The initiators of pop culture in India are finally returning to their roots. MTV India, largely responsible for inspiring several generations of the country’s youth has come out with their very own magazine, a departure from their on-air content.
Noise Factory, only one edition old, is a product of over nine months of planning and sampling. Says Ravina Rawal, editor in chief, “We’ve wanted to get into print for a while now, and finally, we’ve gotten past the teething troubles. We want to be a cult magazine.” The channel, which has been around for almost 15 years now, can be credited with representing several youngsters and impacting their lifestyle.
“I grew up watching MTV, and today even my younger brother is doing the same. Over time, it has evolved from a music channel to accommodate a lot more youth-related content. The magazine is meant to be a translation of this,” says Rawal.
Packed with content including food reviews, phone apps, graphic art, affordable travel and celebrity columns, Noise Factory will also offer a platform to budding musicians, artists and those with worthwhile causes, but with limited means to execute them.
Unlike the channel, the magazine does not dedicate much space to Bollywood, politics or sport. There are no long articles either. Says Rawal, “The tone is very casual and chatty – much like talking to a friend over beer. This is a generation that writes within 140 characters.”
Rawal admits that shifting the focus away from the conventional was not easy. “We were concerned about cutting out a whole bunch of people who may not identify with this kind of content.
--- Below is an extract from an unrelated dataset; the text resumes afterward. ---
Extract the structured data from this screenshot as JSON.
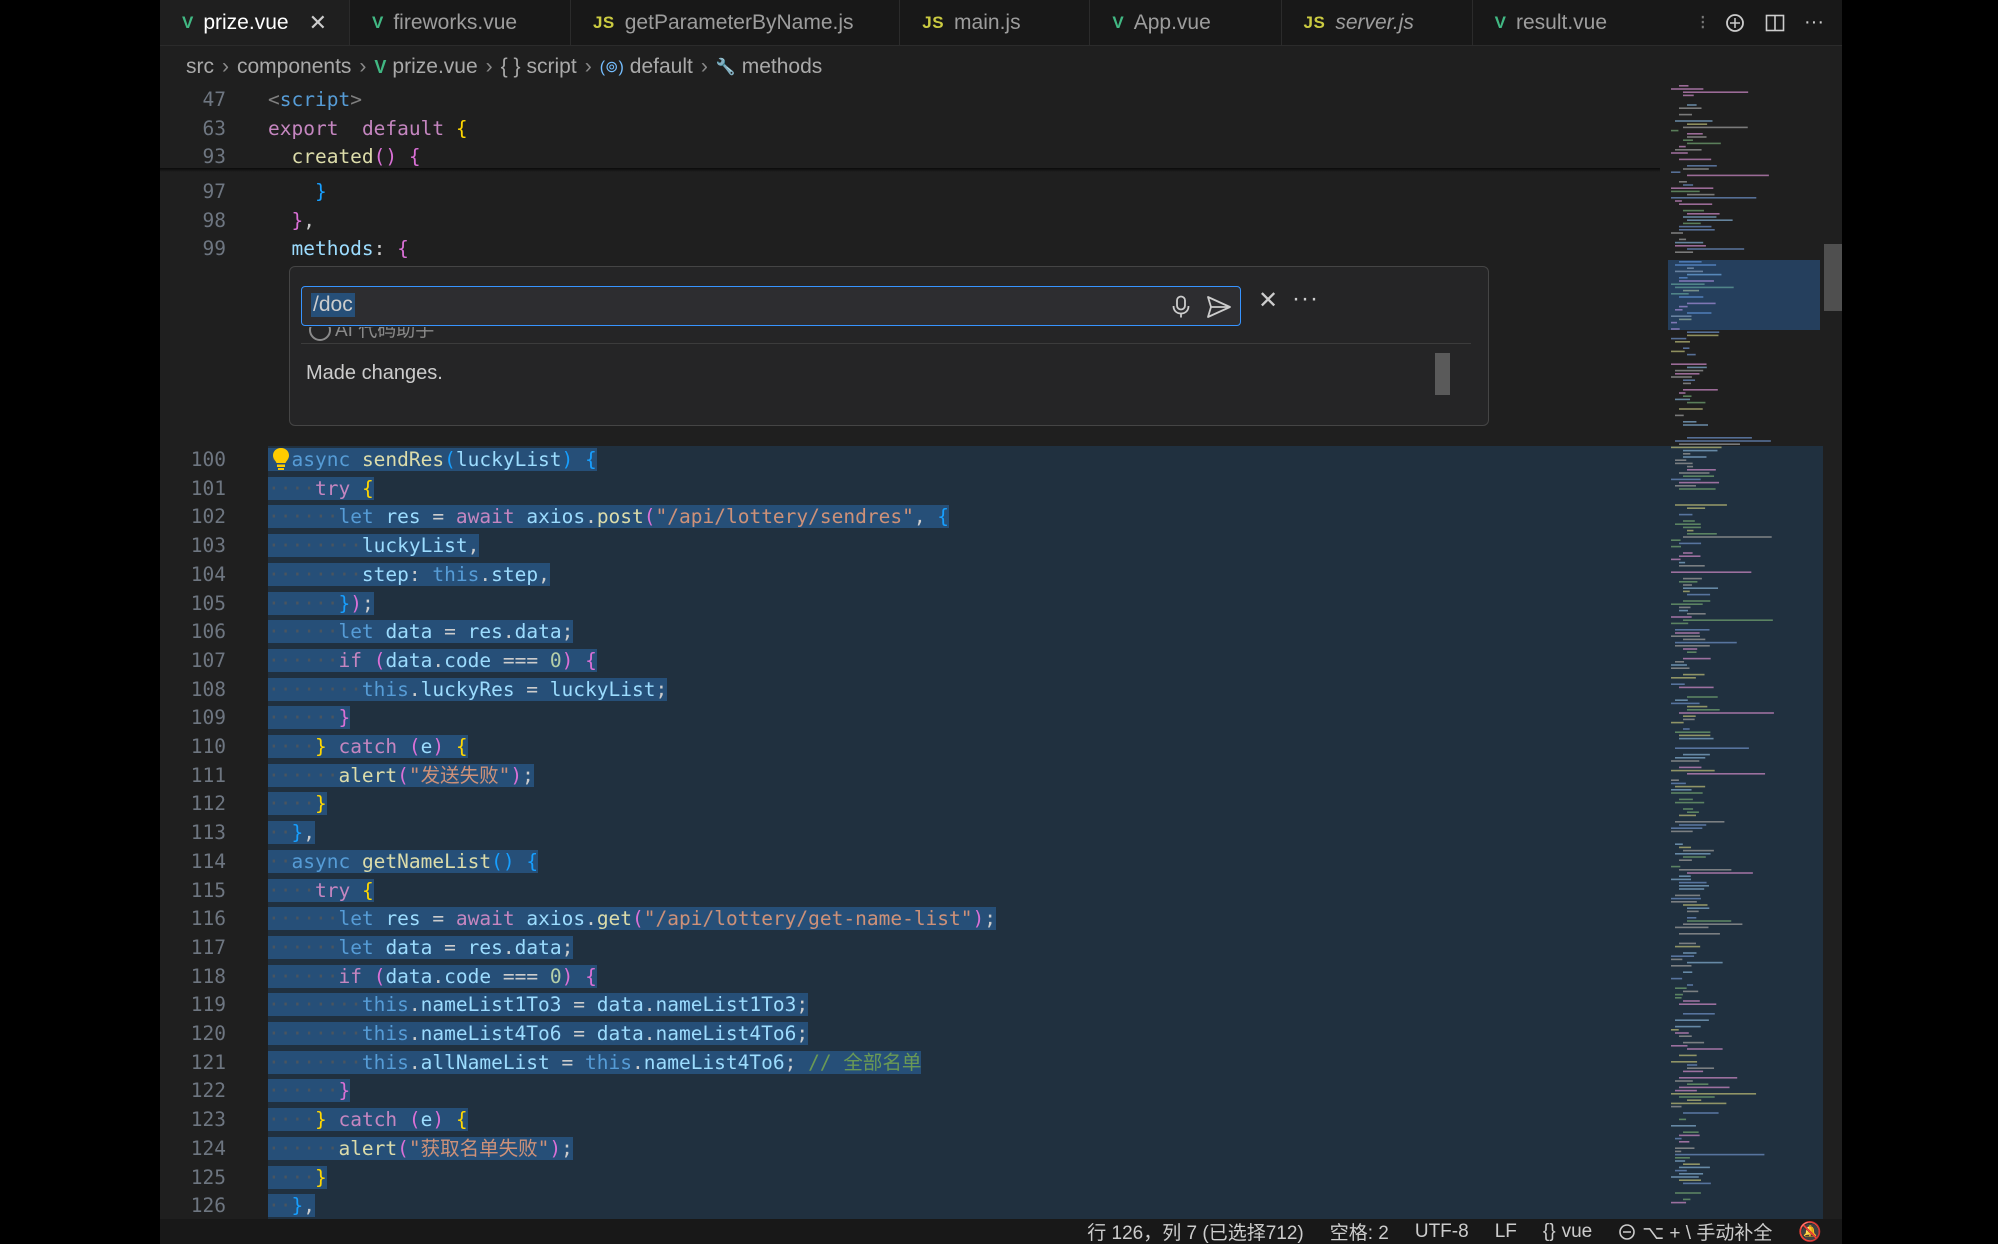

The format is also very different. It was only after we received great feedback did the magazine hit the stands.”